— What you need to do —
Look through the listing below and count the lines holding "International". Reply with the number alone.

— Supplied information —
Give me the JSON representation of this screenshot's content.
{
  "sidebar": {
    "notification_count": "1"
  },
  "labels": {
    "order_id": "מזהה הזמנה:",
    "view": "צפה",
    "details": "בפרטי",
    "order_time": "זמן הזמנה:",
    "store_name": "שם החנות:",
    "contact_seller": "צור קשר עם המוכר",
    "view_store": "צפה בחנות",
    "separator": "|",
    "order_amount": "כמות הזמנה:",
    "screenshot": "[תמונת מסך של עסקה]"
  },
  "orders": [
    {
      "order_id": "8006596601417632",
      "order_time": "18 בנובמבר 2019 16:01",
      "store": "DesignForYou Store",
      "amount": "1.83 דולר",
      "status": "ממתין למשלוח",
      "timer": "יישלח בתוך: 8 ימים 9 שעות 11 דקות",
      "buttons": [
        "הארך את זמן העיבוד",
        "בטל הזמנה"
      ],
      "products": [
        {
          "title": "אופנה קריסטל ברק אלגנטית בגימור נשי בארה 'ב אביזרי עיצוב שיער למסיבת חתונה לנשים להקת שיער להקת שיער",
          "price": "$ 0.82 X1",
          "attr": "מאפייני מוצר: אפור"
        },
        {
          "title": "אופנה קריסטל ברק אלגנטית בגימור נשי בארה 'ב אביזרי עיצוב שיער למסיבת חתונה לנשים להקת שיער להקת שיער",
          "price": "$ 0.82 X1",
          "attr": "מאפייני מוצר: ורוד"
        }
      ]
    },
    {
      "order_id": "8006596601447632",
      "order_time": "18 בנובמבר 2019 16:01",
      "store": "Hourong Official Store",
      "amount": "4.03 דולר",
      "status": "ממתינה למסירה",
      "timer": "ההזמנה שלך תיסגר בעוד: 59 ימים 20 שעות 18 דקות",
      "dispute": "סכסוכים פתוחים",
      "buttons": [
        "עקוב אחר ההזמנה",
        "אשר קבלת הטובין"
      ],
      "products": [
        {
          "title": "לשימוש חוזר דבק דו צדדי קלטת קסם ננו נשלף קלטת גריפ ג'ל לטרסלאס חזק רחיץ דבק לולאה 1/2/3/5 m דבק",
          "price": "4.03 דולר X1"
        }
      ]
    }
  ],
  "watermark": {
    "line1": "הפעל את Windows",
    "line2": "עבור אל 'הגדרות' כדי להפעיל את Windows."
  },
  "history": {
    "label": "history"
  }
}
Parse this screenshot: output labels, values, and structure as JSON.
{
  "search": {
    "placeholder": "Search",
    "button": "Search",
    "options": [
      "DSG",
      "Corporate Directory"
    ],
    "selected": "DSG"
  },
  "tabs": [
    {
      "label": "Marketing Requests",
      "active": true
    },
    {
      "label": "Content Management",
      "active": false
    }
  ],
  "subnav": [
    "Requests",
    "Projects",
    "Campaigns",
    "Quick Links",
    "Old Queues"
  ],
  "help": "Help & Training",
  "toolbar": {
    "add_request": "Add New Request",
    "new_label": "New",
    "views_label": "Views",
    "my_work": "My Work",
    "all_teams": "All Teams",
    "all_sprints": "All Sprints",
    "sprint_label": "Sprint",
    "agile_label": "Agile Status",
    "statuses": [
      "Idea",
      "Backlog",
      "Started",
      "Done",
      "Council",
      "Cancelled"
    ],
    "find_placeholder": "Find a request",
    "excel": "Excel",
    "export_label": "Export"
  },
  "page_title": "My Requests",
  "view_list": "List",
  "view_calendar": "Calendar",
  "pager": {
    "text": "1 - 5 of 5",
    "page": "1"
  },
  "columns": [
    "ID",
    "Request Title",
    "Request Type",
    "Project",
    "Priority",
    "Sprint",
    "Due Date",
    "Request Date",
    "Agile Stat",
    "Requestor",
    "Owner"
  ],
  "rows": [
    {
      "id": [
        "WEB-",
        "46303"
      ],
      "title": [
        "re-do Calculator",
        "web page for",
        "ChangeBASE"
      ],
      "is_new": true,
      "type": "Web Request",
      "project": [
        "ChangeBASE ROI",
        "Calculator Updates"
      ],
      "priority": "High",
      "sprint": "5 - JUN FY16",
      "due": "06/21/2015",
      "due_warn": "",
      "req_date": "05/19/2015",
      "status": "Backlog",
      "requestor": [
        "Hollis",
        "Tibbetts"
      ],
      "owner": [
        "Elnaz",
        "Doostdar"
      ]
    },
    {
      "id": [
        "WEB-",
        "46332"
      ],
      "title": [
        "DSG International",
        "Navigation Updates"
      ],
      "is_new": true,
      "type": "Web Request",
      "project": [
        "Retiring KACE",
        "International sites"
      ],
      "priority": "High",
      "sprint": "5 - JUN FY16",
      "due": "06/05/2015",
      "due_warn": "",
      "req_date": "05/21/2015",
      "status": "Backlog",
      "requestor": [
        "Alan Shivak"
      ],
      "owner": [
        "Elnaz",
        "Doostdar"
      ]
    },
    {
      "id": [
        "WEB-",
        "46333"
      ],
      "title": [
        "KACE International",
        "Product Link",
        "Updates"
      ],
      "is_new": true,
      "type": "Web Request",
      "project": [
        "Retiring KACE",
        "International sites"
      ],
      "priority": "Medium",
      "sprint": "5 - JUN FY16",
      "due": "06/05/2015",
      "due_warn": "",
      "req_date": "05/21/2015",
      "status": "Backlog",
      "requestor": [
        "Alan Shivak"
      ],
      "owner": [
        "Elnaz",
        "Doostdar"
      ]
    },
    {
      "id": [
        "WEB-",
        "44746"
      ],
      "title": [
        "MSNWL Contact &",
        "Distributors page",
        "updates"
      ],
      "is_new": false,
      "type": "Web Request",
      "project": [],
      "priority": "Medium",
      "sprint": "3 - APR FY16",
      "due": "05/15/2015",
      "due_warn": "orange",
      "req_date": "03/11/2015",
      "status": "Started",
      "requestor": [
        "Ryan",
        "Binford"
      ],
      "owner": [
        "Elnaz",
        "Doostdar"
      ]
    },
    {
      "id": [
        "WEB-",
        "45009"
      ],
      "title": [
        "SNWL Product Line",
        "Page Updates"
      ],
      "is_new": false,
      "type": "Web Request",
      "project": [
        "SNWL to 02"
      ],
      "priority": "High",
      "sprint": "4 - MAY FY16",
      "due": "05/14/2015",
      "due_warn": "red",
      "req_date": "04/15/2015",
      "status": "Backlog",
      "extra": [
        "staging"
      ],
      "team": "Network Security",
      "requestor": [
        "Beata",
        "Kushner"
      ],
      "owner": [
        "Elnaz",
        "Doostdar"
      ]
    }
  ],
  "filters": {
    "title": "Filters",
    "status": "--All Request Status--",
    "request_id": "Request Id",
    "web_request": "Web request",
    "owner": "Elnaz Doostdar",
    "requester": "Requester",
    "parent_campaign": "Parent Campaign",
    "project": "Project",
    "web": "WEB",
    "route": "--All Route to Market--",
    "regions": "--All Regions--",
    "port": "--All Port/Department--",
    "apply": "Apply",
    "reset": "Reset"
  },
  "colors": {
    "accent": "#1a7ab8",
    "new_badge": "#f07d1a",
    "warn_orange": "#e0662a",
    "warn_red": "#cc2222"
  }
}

— Answer to the exercise —
4